Basically, the Bill does not define a Pipeline. A humble definition would be as “A pipeline for conveyance of minerals, Oil, natural gas and any other derivatives or components, and also any other substance (including steam water) used or intended to be used in the production or refining or conveying of mineral, oils, natural gas and nay other derivative or component” This gives us a basis on what the House is dealing with. The Bill at hand has not defined what it is dealing with in any way permissible.
The Oil Pipeline Bill should adequately address energy related conflicts associated with Pipeline damages. These associated damages include nonpayment of adequate compensation arising from the interference with the right of way of host communities and the impact of the obstruction caused by the Pipeline on Agriculture, food security and environmental restoration which this Bill fails to address.
The Bill ought to cover issues such as permits to survey pipeline routes, rights and obligations of pipeline owners, restrictions upon use, rights and duties of third parties to use the Pipeline and payment of compensation for damages caused by the license of the Pipe. The Bill should categorically provide for the rights of a licensee on land and equally stipulate the width of the land which the pipeline should take.
The Bill should be elaborate on the powers to operate a Pipeline which will include to maintain and construct any ancillary installations like roadways, electric cables which should be enjoyed by persons other than the licensee alone. Additionally, the Pipeline owner should be charged with the duty to monitor and protect the pipeline from third parties and incase of any resulting damage or pollution arising from acts a third party, the licensee should be held strictly liable.
In Ryland Vs Fletcher 1868 L.R3H582 the consequences of the likely escape of substances kept by an occupier or owner of land should be borne by the owner. Alternatively the Bill should invoke the Polluter pays principle since the polluter is expected to reasonably protect its properties from damage or attack.

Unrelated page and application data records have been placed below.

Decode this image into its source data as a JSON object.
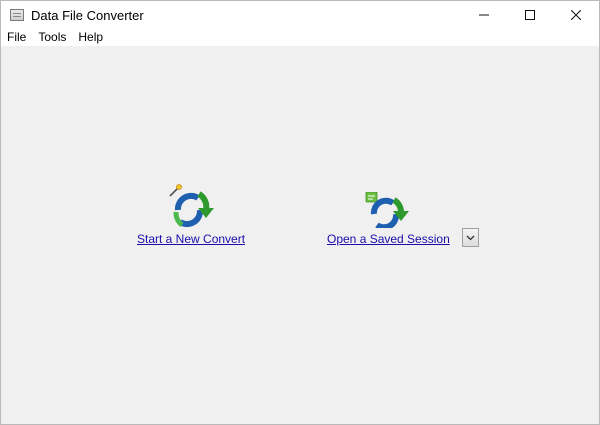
{
  "window": {
    "title": "Data File Converter",
    "controls": {
      "minimize": "—",
      "maximize": "☐",
      "close": "✕"
    }
  },
  "menu": {
    "items": [
      {
        "label": "File"
      },
      {
        "label": "Tools"
      },
      {
        "label": "Help"
      }
    ]
  },
  "main": {
    "new_convert": {
      "label": "Start a New Convert",
      "icon": "new-convert-icon"
    },
    "open_session": {
      "label": "Open a Saved Session",
      "icon": "open-session-icon"
    },
    "session_dropdown": {
      "icon": "chevron-down-icon"
    }
  },
  "colors": {
    "link": "#1a0dab",
    "arrow_green": "#2e9a2e",
    "arrow_blue": "#1f5fb0"
  }
}
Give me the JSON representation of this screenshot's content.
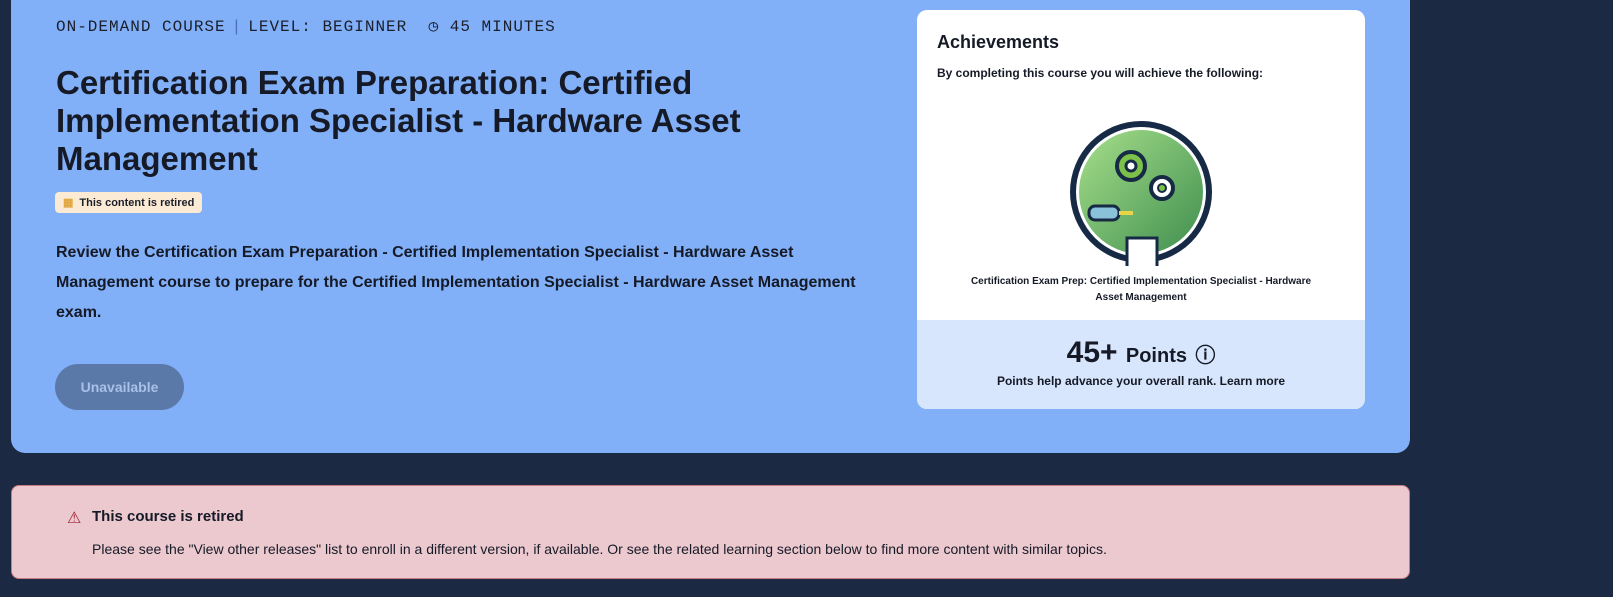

The Bill should come out on matters to do with compensation to be paid to land or persons suffering damage arising from interests in land from the activities of the licensee on a third party who was not negligent.
Compensation in respect to developments on land should be done in line with the current land legal regime and will be based on the actual economic value and social impacts of the licensees’ activities on the land in question. This should be so because we must take into account the loss of use of land, damages done on the land or buildings and the disturbances caused as a standard benchmark.
The Bill should provide for Court Jurisdiction in Oil Pollution Matters arising from the Pipeline. The court of jurisdiction should be such a court that is accessible to be able to hear various Oil pollution cases arising from the Pipeline situate in any part of the Country (Magistrates Courts would be appropriate).
I equally submit that Crude Oil is comprised in Land and Water of Uganda hence it should be guarded jealously by the government. This calls for adequate provisions for remediation of the environment and its impacts on the host communities. In this Bill the government has failed and has not discharged its responsibility as a faithful trustee of the citizen’s land and has compromised on issues to do with environmental protection resulting from the leakages.
Studies published in the UNEP Report in Ogon State in Nigeria have indicated that restoration of Agricultural Land polluted caused by Pipe leaks could take up to 25-30 years to clean up hence denial of majority Ugandans their means of livelihood which is farming.
Such critical studies should be considered and appropriate provisions be put in the bill to cater for the likely future occurrences in this same line.
In a nutshell and from the Analysis of this Bill, there are regulatory failures that affect not only the ability of the Bill to ensure security of supply but its ability to ensure environmental protection, reduction of pollution and Economic conflicts which are associated with it.
I beg to Submit.